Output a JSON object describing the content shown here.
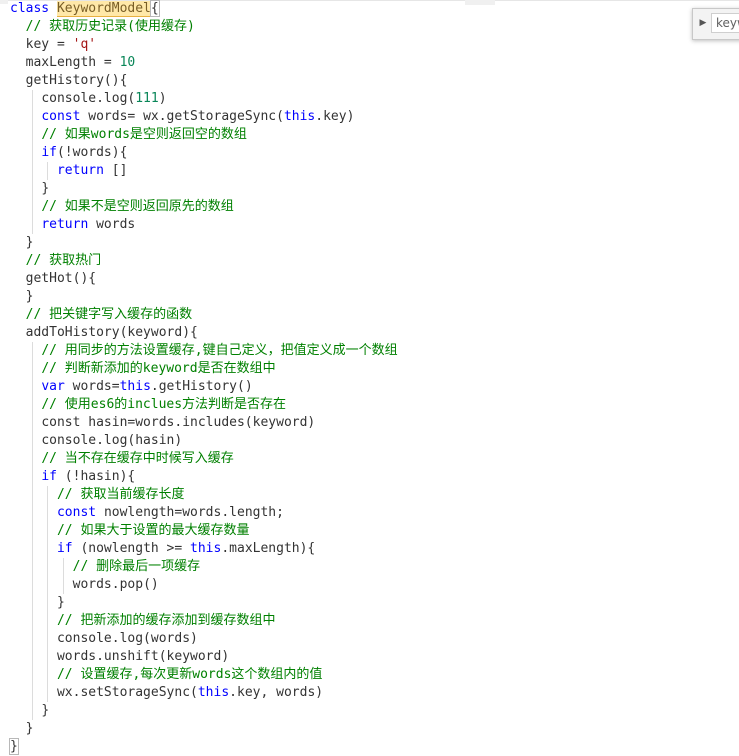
{
  "editor": {
    "lines": [
      {
        "indent": 0,
        "tokens": [
          {
            "t": "class ",
            "c": "kw"
          },
          {
            "t": "KeywordModel",
            "c": "hl"
          },
          {
            "t": "{",
            "c": "brk"
          }
        ]
      },
      {
        "indent": 1,
        "tokens": [
          {
            "t": "// 获取历史记录(使用缓存)",
            "c": "cm"
          }
        ]
      },
      {
        "indent": 1,
        "tokens": [
          {
            "t": "key = "
          },
          {
            "t": "'q'",
            "c": "str"
          }
        ]
      },
      {
        "indent": 1,
        "tokens": [
          {
            "t": "maxLength = "
          },
          {
            "t": "10",
            "c": "num"
          }
        ]
      },
      {
        "indent": 1,
        "tokens": [
          {
            "t": "getHistory(){"
          }
        ]
      },
      {
        "indent": 2,
        "tokens": [
          {
            "t": "console.log("
          },
          {
            "t": "111",
            "c": "num"
          },
          {
            "t": ")"
          }
        ]
      },
      {
        "indent": 2,
        "tokens": [
          {
            "t": "const ",
            "c": "kw"
          },
          {
            "t": "words= wx.getStorageSync("
          },
          {
            "t": "this",
            "c": "kw"
          },
          {
            "t": ".key)"
          }
        ]
      },
      {
        "indent": 2,
        "tokens": [
          {
            "t": "// 如果words是空则返回空的数组",
            "c": "cm"
          }
        ]
      },
      {
        "indent": 2,
        "tokens": [
          {
            "t": "if",
            "c": "kw"
          },
          {
            "t": "(!words){"
          }
        ]
      },
      {
        "indent": 3,
        "tokens": [
          {
            "t": "return ",
            "c": "kw"
          },
          {
            "t": "[]"
          }
        ]
      },
      {
        "indent": 2,
        "tokens": [
          {
            "t": "}"
          }
        ]
      },
      {
        "indent": 2,
        "tokens": [
          {
            "t": "// 如果不是空则返回原先的数组",
            "c": "cm"
          }
        ]
      },
      {
        "indent": 2,
        "tokens": [
          {
            "t": "return ",
            "c": "kw"
          },
          {
            "t": "words"
          }
        ]
      },
      {
        "indent": 1,
        "tokens": [
          {
            "t": "}"
          }
        ]
      },
      {
        "indent": 1,
        "tokens": [
          {
            "t": "// 获取热门",
            "c": "cm"
          }
        ]
      },
      {
        "indent": 1,
        "tokens": [
          {
            "t": "getHot(){"
          }
        ]
      },
      {
        "indent": 1,
        "tokens": [
          {
            "t": "}"
          }
        ]
      },
      {
        "indent": 1,
        "tokens": [
          {
            "t": "// 把关键字写入缓存的函数",
            "c": "cm"
          }
        ]
      },
      {
        "indent": 1,
        "tokens": [
          {
            "t": "addToHistory(keyword){"
          }
        ]
      },
      {
        "indent": 2,
        "tokens": [
          {
            "t": "// 用同步的方法设置缓存,键自己定义，把值定义成一个数组",
            "c": "cm"
          }
        ]
      },
      {
        "indent": 2,
        "tokens": [
          {
            "t": "// 判断新添加的keyword是否在数组中",
            "c": "cm"
          }
        ]
      },
      {
        "indent": 2,
        "tokens": [
          {
            "t": "var ",
            "c": "kw"
          },
          {
            "t": "words="
          },
          {
            "t": "this",
            "c": "kw"
          },
          {
            "t": ".getHistory()"
          }
        ]
      },
      {
        "indent": 2,
        "tokens": [
          {
            "t": "// 使用es6的inclues方法判断是否存在",
            "c": "cm"
          }
        ]
      },
      {
        "indent": 2,
        "tokens": [
          {
            "t": "const hasin=words.includes(keyword)"
          }
        ]
      },
      {
        "indent": 2,
        "tokens": [
          {
            "t": "console.log(hasin)"
          }
        ]
      },
      {
        "indent": 2,
        "tokens": [
          {
            "t": "// 当不存在缓存中时候写入缓存",
            "c": "cm"
          }
        ]
      },
      {
        "indent": 2,
        "tokens": [
          {
            "t": "if ",
            "c": "kw"
          },
          {
            "t": "(!hasin){"
          }
        ]
      },
      {
        "indent": 3,
        "tokens": [
          {
            "t": "// 获取当前缓存长度",
            "c": "cm"
          }
        ]
      },
      {
        "indent": 3,
        "tokens": [
          {
            "t": "const ",
            "c": "kw"
          },
          {
            "t": "nowlength=words.length;"
          }
        ]
      },
      {
        "indent": 3,
        "tokens": [
          {
            "t": "// 如果大于设置的最大缓存数量",
            "c": "cm"
          }
        ]
      },
      {
        "indent": 3,
        "tokens": [
          {
            "t": "if ",
            "c": "kw"
          },
          {
            "t": "(nowlength >= "
          },
          {
            "t": "this",
            "c": "kw"
          },
          {
            "t": ".maxLength){"
          }
        ]
      },
      {
        "indent": 4,
        "tokens": [
          {
            "t": "// 删除最后一项缓存",
            "c": "cm"
          }
        ]
      },
      {
        "indent": 4,
        "tokens": [
          {
            "t": "words.pop()"
          }
        ]
      },
      {
        "indent": 3,
        "tokens": [
          {
            "t": "}"
          }
        ]
      },
      {
        "indent": 3,
        "tokens": [
          {
            "t": "// 把新添加的缓存添加到缓存数组中",
            "c": "cm"
          }
        ]
      },
      {
        "indent": 3,
        "tokens": [
          {
            "t": "console.log(words)"
          }
        ]
      },
      {
        "indent": 3,
        "tokens": [
          {
            "t": "words.unshift(keyword)"
          }
        ]
      },
      {
        "indent": 3,
        "tokens": [
          {
            "t": "// 设置缓存,每次更新words这个数组内的值",
            "c": "cm"
          }
        ]
      },
      {
        "indent": 3,
        "tokens": [
          {
            "t": "wx.setStorageSync("
          },
          {
            "t": "this",
            "c": "kw"
          },
          {
            "t": ".key, words)"
          }
        ]
      },
      {
        "indent": 2,
        "tokens": [
          {
            "t": "}"
          }
        ]
      },
      {
        "indent": 1,
        "tokens": [
          {
            "t": "}"
          }
        ]
      },
      {
        "indent": 0,
        "tokens": [
          {
            "t": "}",
            "c": "brk"
          }
        ]
      }
    ]
  },
  "find_widget": {
    "value": "keyw",
    "toggle_glyph": "▶"
  },
  "colors": {
    "keyword": "#0000ff",
    "comment": "#008000",
    "number": "#098658",
    "string": "#a31515",
    "match_highlight": "#ffe8a8"
  }
}
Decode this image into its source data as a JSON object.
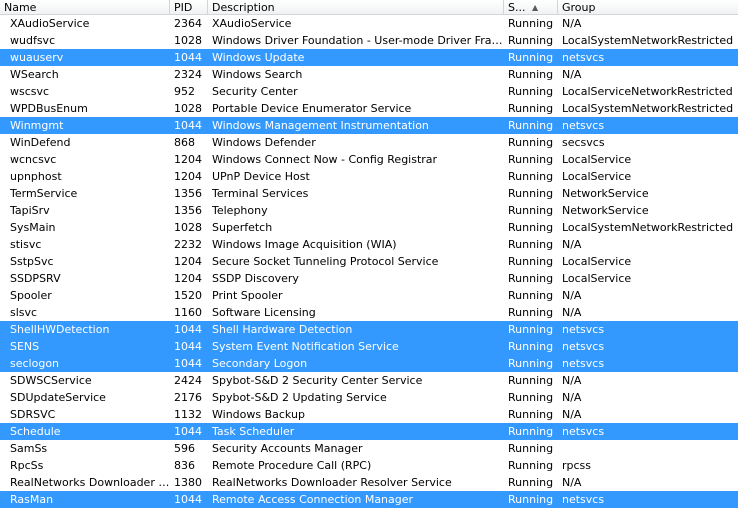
{
  "columns": [
    {
      "label": "Name"
    },
    {
      "label": "PID"
    },
    {
      "label": "Description"
    },
    {
      "label": "S..."
    },
    {
      "label": "Group"
    }
  ],
  "selected_color": "#3399ff",
  "rows": [
    {
      "name": "XAudioService",
      "pid": "2364",
      "description": "XAudioService",
      "status": "Running",
      "group": "N/A",
      "selected": false
    },
    {
      "name": "wudfsvc",
      "pid": "1028",
      "description": "Windows Driver Foundation - User-mode Driver Framework",
      "status": "Running",
      "group": "LocalSystemNetworkRestricted",
      "selected": false
    },
    {
      "name": "wuauserv",
      "pid": "1044",
      "description": "Windows Update",
      "status": "Running",
      "group": "netsvcs",
      "selected": true
    },
    {
      "name": "WSearch",
      "pid": "2324",
      "description": "Windows Search",
      "status": "Running",
      "group": "N/A",
      "selected": false
    },
    {
      "name": "wscsvc",
      "pid": "952",
      "description": "Security Center",
      "status": "Running",
      "group": "LocalServiceNetworkRestricted",
      "selected": false
    },
    {
      "name": "WPDBusEnum",
      "pid": "1028",
      "description": "Portable Device Enumerator Service",
      "status": "Running",
      "group": "LocalSystemNetworkRestricted",
      "selected": false
    },
    {
      "name": "Winmgmt",
      "pid": "1044",
      "description": "Windows Management Instrumentation",
      "status": "Running",
      "group": "netsvcs",
      "selected": true
    },
    {
      "name": "WinDefend",
      "pid": "868",
      "description": "Windows Defender",
      "status": "Running",
      "group": "secsvcs",
      "selected": false
    },
    {
      "name": "wcncsvc",
      "pid": "1204",
      "description": "Windows Connect Now - Config Registrar",
      "status": "Running",
      "group": "LocalService",
      "selected": false
    },
    {
      "name": "upnphost",
      "pid": "1204",
      "description": "UPnP Device Host",
      "status": "Running",
      "group": "LocalService",
      "selected": false
    },
    {
      "name": "TermService",
      "pid": "1356",
      "description": "Terminal Services",
      "status": "Running",
      "group": "NetworkService",
      "selected": false
    },
    {
      "name": "TapiSrv",
      "pid": "1356",
      "description": "Telephony",
      "status": "Running",
      "group": "NetworkService",
      "selected": false
    },
    {
      "name": "SysMain",
      "pid": "1028",
      "description": "Superfetch",
      "status": "Running",
      "group": "LocalSystemNetworkRestricted",
      "selected": false
    },
    {
      "name": "stisvc",
      "pid": "2232",
      "description": "Windows Image Acquisition (WIA)",
      "status": "Running",
      "group": "N/A",
      "selected": false
    },
    {
      "name": "SstpSvc",
      "pid": "1204",
      "description": "Secure Socket Tunneling Protocol Service",
      "status": "Running",
      "group": "LocalService",
      "selected": false
    },
    {
      "name": "SSDPSRV",
      "pid": "1204",
      "description": "SSDP Discovery",
      "status": "Running",
      "group": "LocalService",
      "selected": false
    },
    {
      "name": "Spooler",
      "pid": "1520",
      "description": "Print Spooler",
      "status": "Running",
      "group": "N/A",
      "selected": false
    },
    {
      "name": "slsvc",
      "pid": "1160",
      "description": "Software Licensing",
      "status": "Running",
      "group": "N/A",
      "selected": false
    },
    {
      "name": "ShellHWDetection",
      "pid": "1044",
      "description": "Shell Hardware Detection",
      "status": "Running",
      "group": "netsvcs",
      "selected": true
    },
    {
      "name": "SENS",
      "pid": "1044",
      "description": "System Event Notification Service",
      "status": "Running",
      "group": "netsvcs",
      "selected": true
    },
    {
      "name": "seclogon",
      "pid": "1044",
      "description": "Secondary Logon",
      "status": "Running",
      "group": "netsvcs",
      "selected": true
    },
    {
      "name": "SDWSCService",
      "pid": "2424",
      "description": "Spybot-S&D 2 Security Center Service",
      "status": "Running",
      "group": "N/A",
      "selected": false
    },
    {
      "name": "SDUpdateService",
      "pid": "2176",
      "description": "Spybot-S&D 2 Updating Service",
      "status": "Running",
      "group": "N/A",
      "selected": false
    },
    {
      "name": "SDRSVC",
      "pid": "1132",
      "description": "Windows Backup",
      "status": "Running",
      "group": "N/A",
      "selected": false
    },
    {
      "name": "Schedule",
      "pid": "1044",
      "description": "Task Scheduler",
      "status": "Running",
      "group": "netsvcs",
      "selected": true
    },
    {
      "name": "SamSs",
      "pid": "596",
      "description": "Security Accounts Manager",
      "status": "Running",
      "group": "",
      "selected": false
    },
    {
      "name": "RpcSs",
      "pid": "836",
      "description": "Remote Procedure Call (RPC)",
      "status": "Running",
      "group": "rpcss",
      "selected": false
    },
    {
      "name": "RealNetworks Downloader Re...",
      "pid": "1380",
      "description": "RealNetworks Downloader Resolver Service",
      "status": "Running",
      "group": "N/A",
      "selected": false
    },
    {
      "name": "RasMan",
      "pid": "1044",
      "description": "Remote Access Connection Manager",
      "status": "Running",
      "group": "netsvcs",
      "selected": true
    }
  ]
}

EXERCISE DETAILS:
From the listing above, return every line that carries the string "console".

THE ANSWER:
            "t": "console.log("
            "t": "console.log(hasin)"
            "t": "console.log(words)"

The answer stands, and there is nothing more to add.